### What the task asks
Copy each entry below exactly. No images.
== The data
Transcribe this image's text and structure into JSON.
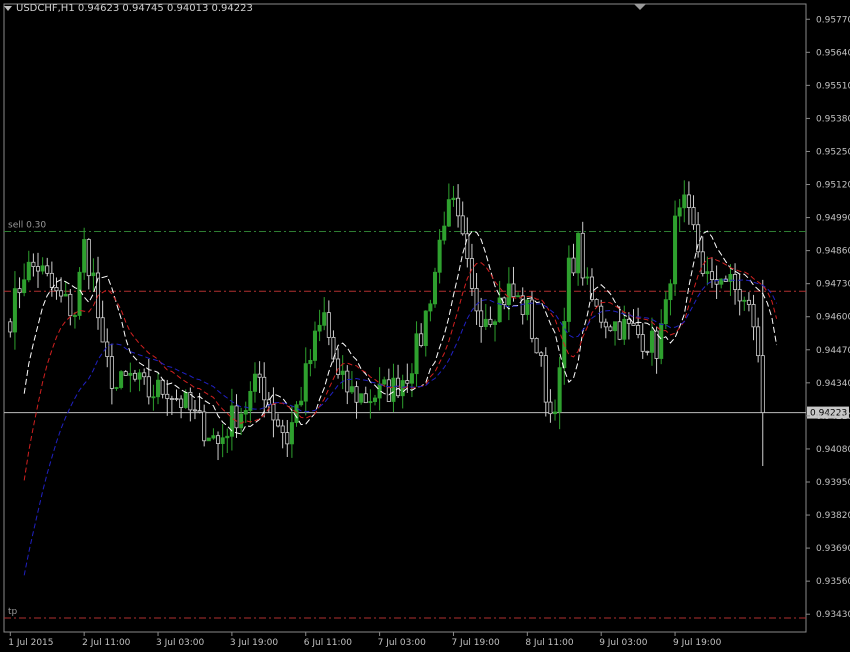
{
  "header": {
    "symbol": "USDCHF,H1",
    "open": "0.94623",
    "high": "0.94745",
    "low": "0.94013",
    "close": "0.94223"
  },
  "chart_data": {
    "type": "candlestick",
    "ylim": [
      0.9336,
      0.9583
    ],
    "y_ticks": [
      "0.95770",
      "0.95640",
      "0.95510",
      "0.95380",
      "0.95250",
      "0.95120",
      "0.94990",
      "0.94860",
      "0.94730",
      "0.94600",
      "0.94470",
      "0.94340",
      "0.94210",
      "0.94080",
      "0.93950",
      "0.93820",
      "0.93690",
      "0.93560",
      "0.93430"
    ],
    "x_ticks": [
      "1 Jul 2015",
      "2 Jul 11:00",
      "3 Jul 03:00",
      "3 Jul 19:00",
      "6 Jul 11:00",
      "7 Jul 03:00",
      "7 Jul 19:00",
      "8 Jul 11:00",
      "9 Jul 03:00",
      "9 Jul 19:00"
    ],
    "current_price": "0.94223",
    "levels": [
      {
        "label": "sell 0.30",
        "price": 0.94935,
        "color": "#2e7d32",
        "style": "dash-dot"
      },
      {
        "label": "",
        "price": 0.947,
        "color": "#b03030",
        "style": "dash-dot"
      },
      {
        "label": "tp",
        "price": 0.93415,
        "color": "#b03030",
        "style": "dash-dot"
      }
    ],
    "candle_anchors": [
      [
        0,
        0.946
      ],
      [
        3,
        0.9478
      ],
      [
        6,
        0.948
      ],
      [
        10,
        0.9468
      ],
      [
        14,
        0.9462
      ],
      [
        16,
        0.9488
      ],
      [
        18,
        0.9475
      ],
      [
        20,
        0.9445
      ],
      [
        23,
        0.9432
      ],
      [
        26,
        0.9436
      ],
      [
        30,
        0.943
      ],
      [
        34,
        0.9432
      ],
      [
        38,
        0.9425
      ],
      [
        41,
        0.9418
      ],
      [
        43,
        0.9415
      ],
      [
        45,
        0.941
      ],
      [
        48,
        0.942
      ],
      [
        51,
        0.9425
      ],
      [
        54,
        0.9436
      ],
      [
        57,
        0.9422
      ],
      [
        60,
        0.9412
      ],
      [
        63,
        0.943
      ],
      [
        66,
        0.945
      ],
      [
        68,
        0.946
      ],
      [
        71,
        0.9435
      ],
      [
        74,
        0.943
      ],
      [
        77,
        0.9428
      ],
      [
        80,
        0.943
      ],
      [
        83,
        0.9432
      ],
      [
        86,
        0.9438
      ],
      [
        89,
        0.9452
      ],
      [
        92,
        0.9478
      ],
      [
        94,
        0.95
      ],
      [
        96,
        0.9502
      ],
      [
        98,
        0.9488
      ],
      [
        100,
        0.9468
      ],
      [
        102,
        0.9462
      ],
      [
        104,
        0.9462
      ],
      [
        108,
        0.947
      ],
      [
        112,
        0.9462
      ],
      [
        115,
        0.944
      ],
      [
        117,
        0.9422
      ],
      [
        119,
        0.9435
      ],
      [
        121,
        0.9478
      ],
      [
        123,
        0.9488
      ],
      [
        125,
        0.947
      ],
      [
        127,
        0.9462
      ],
      [
        130,
        0.9458
      ],
      [
        134,
        0.9455
      ],
      [
        137,
        0.9452
      ],
      [
        140,
        0.9448
      ],
      [
        142,
        0.9462
      ],
      [
        144,
        0.9495
      ],
      [
        146,
        0.9502
      ],
      [
        148,
        0.9493
      ],
      [
        150,
        0.948
      ],
      [
        152,
        0.947
      ],
      [
        154,
        0.9478
      ],
      [
        156,
        0.9472
      ],
      [
        158,
        0.9468
      ],
      [
        160,
        0.9462
      ],
      [
        161,
        0.9458
      ],
      [
        162,
        0.9442
      ],
      [
        163,
        0.9422
      ]
    ],
    "candle_count": 164,
    "ma_fast_color": "#ffffff",
    "ma_mid_color": "#d02020",
    "ma_slow_color": "#2020c0",
    "bull_color": "#2ea02e",
    "bear_color": "#cfcfcf"
  }
}
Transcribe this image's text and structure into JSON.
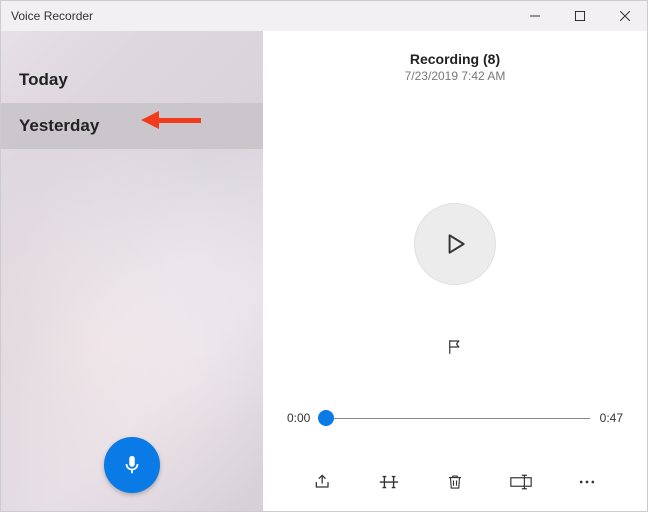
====
### Solved problem
Transcribe this image's text and structure into JSON.
{
  "header": {
    "symbol": "USDCHF,H1",
    "open": "0.94623",
    "high": "0.94745",
    "low": "0.94013",
    "close": "0.94223"
  },
  "chart_data": {
    "type": "candlestick",
    "ylim": [
      0.9336,
      0.9583
    ],
    "y_ticks": [
      "0.95770",
      "0.95640",
      "0.95510",
      "0.95380",
      "0.95250",
      "0.95120",
      "0.94990",
      "0.94860",
      "0.94730",
      "0.94600",
      "0.94470",
      "0.94340",
      "0.94210",
      "0.94080",
      "0.93950",
      "0.93820",
      "0.93690",
      "0.93560",
      "0.93430"
    ],
    "x_ticks": [
      "1 Jul 2015",
      "2 Jul 11:00",
      "3 Jul 03:00",
      "3 Jul 19:00",
      "6 Jul 11:00",
      "7 Jul 03:00",
      "7 Jul 19:00",
      "8 Jul 11:00",
      "9 Jul 03:00",
      "9 Jul 19:00"
    ],
    "current_price": "0.94223",
    "levels": [
      {
        "label": "sell 0.30",
        "price": 0.94935,
        "color": "#2e7d32",
        "style": "dash-dot"
      },
      {
        "label": "",
        "price": 0.947,
        "color": "#b03030",
        "style": "dash-dot"
      },
      {
        "label": "tp",
        "price": 0.93415,
        "color": "#b03030",
        "style": "dash-dot"
      }
    ],
    "candle_anchors": [
      [
        0,
        0.946
      ],
      [
        3,
        0.9478
      ],
      [
        6,
        0.948
      ],
      [
        10,
        0.9468
      ],
      [
        14,
        0.9462
      ],
      [
        16,
        0.9488
      ],
      [
        18,
        0.9475
      ],
      [
        20,
        0.9445
      ],
      [
        23,
        0.9432
      ],
      [
        26,
        0.9436
      ],
      [
        30,
        0.943
      ],
      [
        34,
        0.9432
      ],
      [
        38,
        0.9425
      ],
      [
        41,
        0.9418
      ],
      [
        43,
        0.9415
      ],
      [
        45,
        0.941
      ],
      [
        48,
        0.942
      ],
      [
        51,
        0.9425
      ],
      [
        54,
        0.9436
      ],
      [
        57,
        0.9422
      ],
      [
        60,
        0.9412
      ],
      [
        63,
        0.943
      ],
      [
        66,
        0.945
      ],
      [
        68,
        0.946
      ],
      [
        71,
        0.9435
      ],
      [
        74,
        0.943
      ],
      [
        77,
        0.9428
      ],
      [
        80,
        0.943
      ],
      [
        83,
        0.9432
      ],
      [
        86,
        0.9438
      ],
      [
        89,
        0.9452
      ],
      [
        92,
        0.9478
      ],
      [
        94,
        0.95
      ],
      [
        96,
        0.9502
      ],
      [
        98,
        0.9488
      ],
      [
        100,
        0.9468
      ],
      [
        102,
        0.9462
      ],
      [
        104,
        0.9462
      ],
      [
        108,
        0.947
      ],
      [
        112,
        0.9462
      ],
      [
        115,
        0.944
      ],
      [
        117,
        0.9422
      ],
      [
        119,
        0.9435
      ],
      [
        121,
        0.9478
      ],
      [
        123,
        0.9488
      ],
      [
        125,
        0.947
      ],
      [
        127,
        0.9462
      ],
      [
        130,
        0.9458
      ],
      [
        134,
        0.9455
      ],
      [
        137,
        0.9452
      ],
      [
        140,
        0.9448
      ],
      [
        142,
        0.9462
      ],
      [
        144,
        0.9495
      ],
      [
        146,
        0.9502
      ],
      [
        148,
        0.9493
      ],
      [
        150,
        0.948
      ],
      [
        152,
        0.947
      ],
      [
        154,
        0.9478
      ],
      [
        156,
        0.9472
      ],
      [
        158,
        0.9468
      ],
      [
        160,
        0.9462
      ],
      [
        161,
        0.9458
      ],
      [
        162,
        0.9442
      ],
      [
        163,
        0.9422
      ]
    ],
    "candle_count": 164,
    "ma_fast_color": "#ffffff",
    "ma_mid_color": "#d02020",
    "ma_slow_color": "#2020c0",
    "bull_color": "#2ea02e",
    "bear_color": "#cfcfcf"
  }
}
Transcribe this image's text and structure into JSON.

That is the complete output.